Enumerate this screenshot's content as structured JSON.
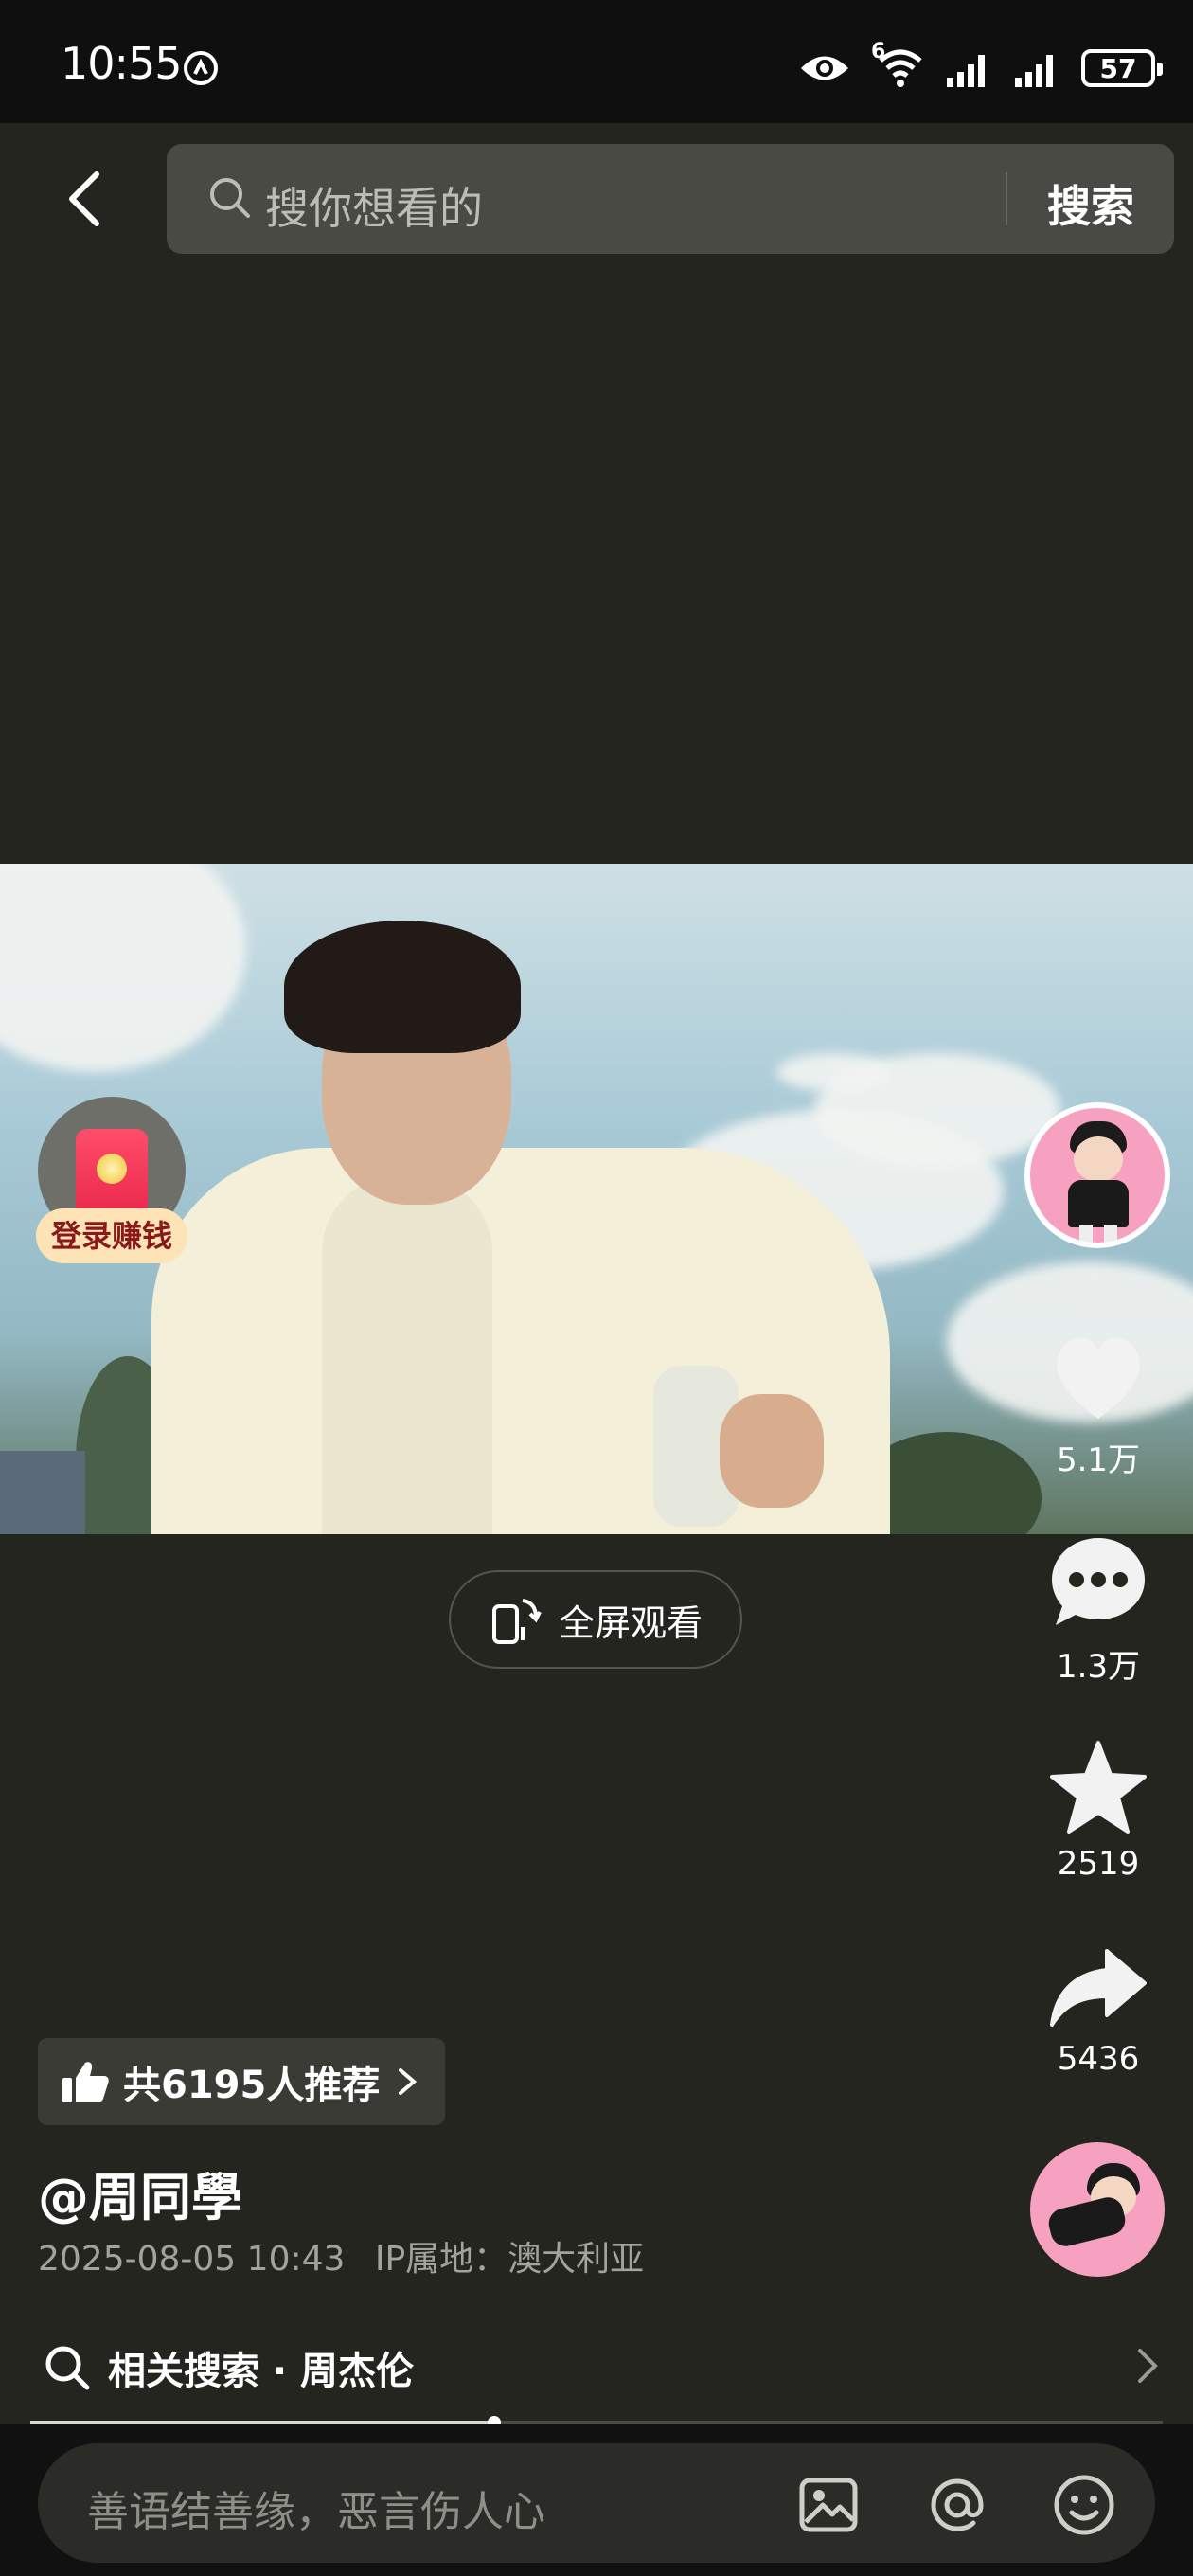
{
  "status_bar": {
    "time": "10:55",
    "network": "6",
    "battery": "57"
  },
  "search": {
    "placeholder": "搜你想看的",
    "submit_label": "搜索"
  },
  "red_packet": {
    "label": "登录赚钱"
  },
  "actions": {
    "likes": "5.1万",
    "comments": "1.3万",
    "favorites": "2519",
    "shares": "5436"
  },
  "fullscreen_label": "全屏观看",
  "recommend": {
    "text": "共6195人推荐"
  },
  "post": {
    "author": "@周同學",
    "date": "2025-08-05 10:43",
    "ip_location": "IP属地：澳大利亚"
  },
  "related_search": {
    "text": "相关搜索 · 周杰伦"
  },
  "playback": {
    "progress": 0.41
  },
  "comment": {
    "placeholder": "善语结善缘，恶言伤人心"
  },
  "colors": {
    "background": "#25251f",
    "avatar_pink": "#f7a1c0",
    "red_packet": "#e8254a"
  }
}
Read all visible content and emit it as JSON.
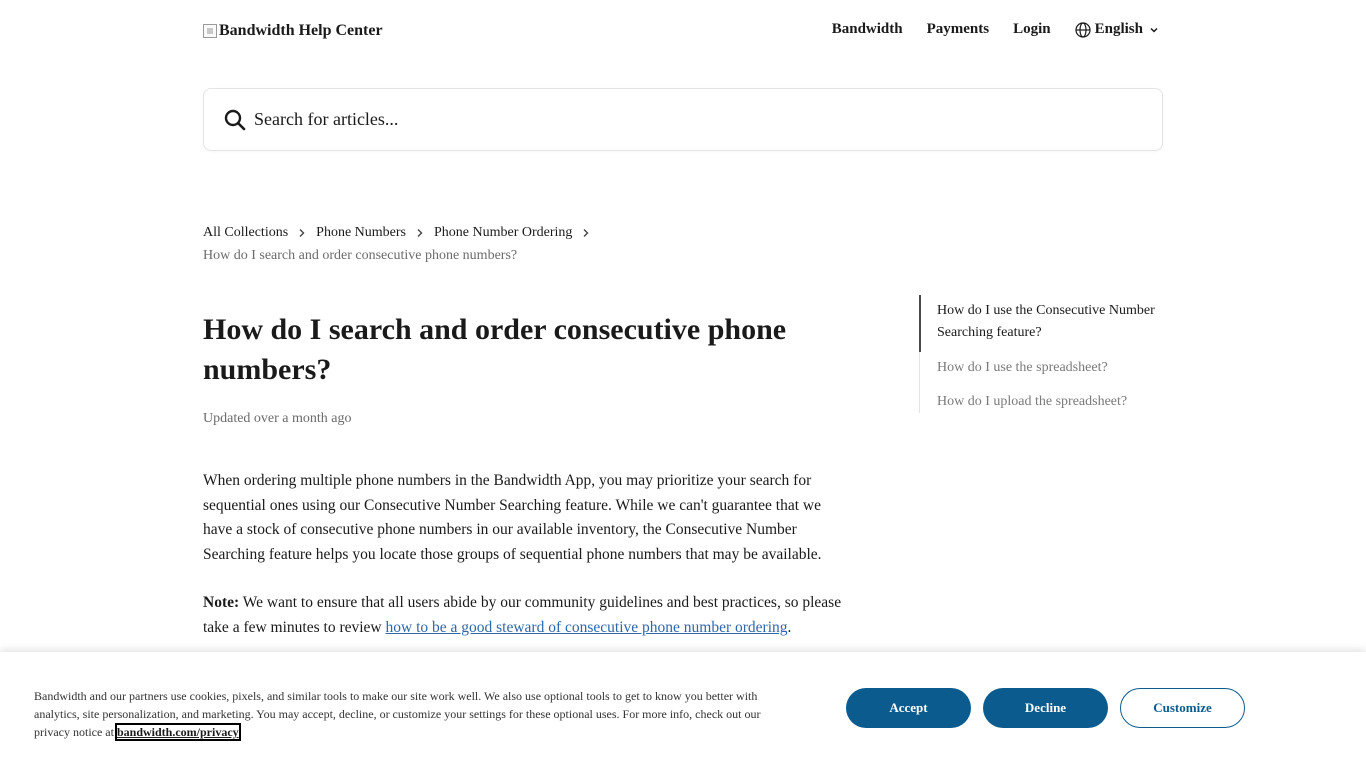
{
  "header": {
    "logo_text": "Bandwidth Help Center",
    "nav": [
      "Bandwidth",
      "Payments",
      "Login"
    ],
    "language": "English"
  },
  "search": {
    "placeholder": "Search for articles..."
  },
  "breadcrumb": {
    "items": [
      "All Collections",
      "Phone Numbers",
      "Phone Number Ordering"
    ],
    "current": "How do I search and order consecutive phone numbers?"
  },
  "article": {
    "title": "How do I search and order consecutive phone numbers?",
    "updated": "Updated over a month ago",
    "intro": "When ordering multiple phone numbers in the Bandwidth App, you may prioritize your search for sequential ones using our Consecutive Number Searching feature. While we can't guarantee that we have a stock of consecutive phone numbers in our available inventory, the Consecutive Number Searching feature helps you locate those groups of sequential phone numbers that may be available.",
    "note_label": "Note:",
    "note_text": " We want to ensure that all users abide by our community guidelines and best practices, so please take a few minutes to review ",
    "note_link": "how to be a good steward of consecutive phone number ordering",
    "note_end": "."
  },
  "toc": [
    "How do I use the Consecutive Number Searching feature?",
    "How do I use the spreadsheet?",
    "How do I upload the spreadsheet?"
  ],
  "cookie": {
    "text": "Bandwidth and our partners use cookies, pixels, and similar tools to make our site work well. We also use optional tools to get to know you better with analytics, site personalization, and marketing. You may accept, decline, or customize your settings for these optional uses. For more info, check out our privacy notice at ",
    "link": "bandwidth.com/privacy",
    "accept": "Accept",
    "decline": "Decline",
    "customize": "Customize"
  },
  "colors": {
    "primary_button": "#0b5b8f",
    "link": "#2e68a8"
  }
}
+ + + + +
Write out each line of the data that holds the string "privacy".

    "text": "Bandwidth and our partners use cookies, pixels, and similar tools to make our site work well. We also use optional tools to get to know you better with analytics, site personalization, and marketing. You may accept, decline, or customize your settings for these optional uses. For more info, check out our privacy notice at ",
    "link": "bandwidth.com/privacy",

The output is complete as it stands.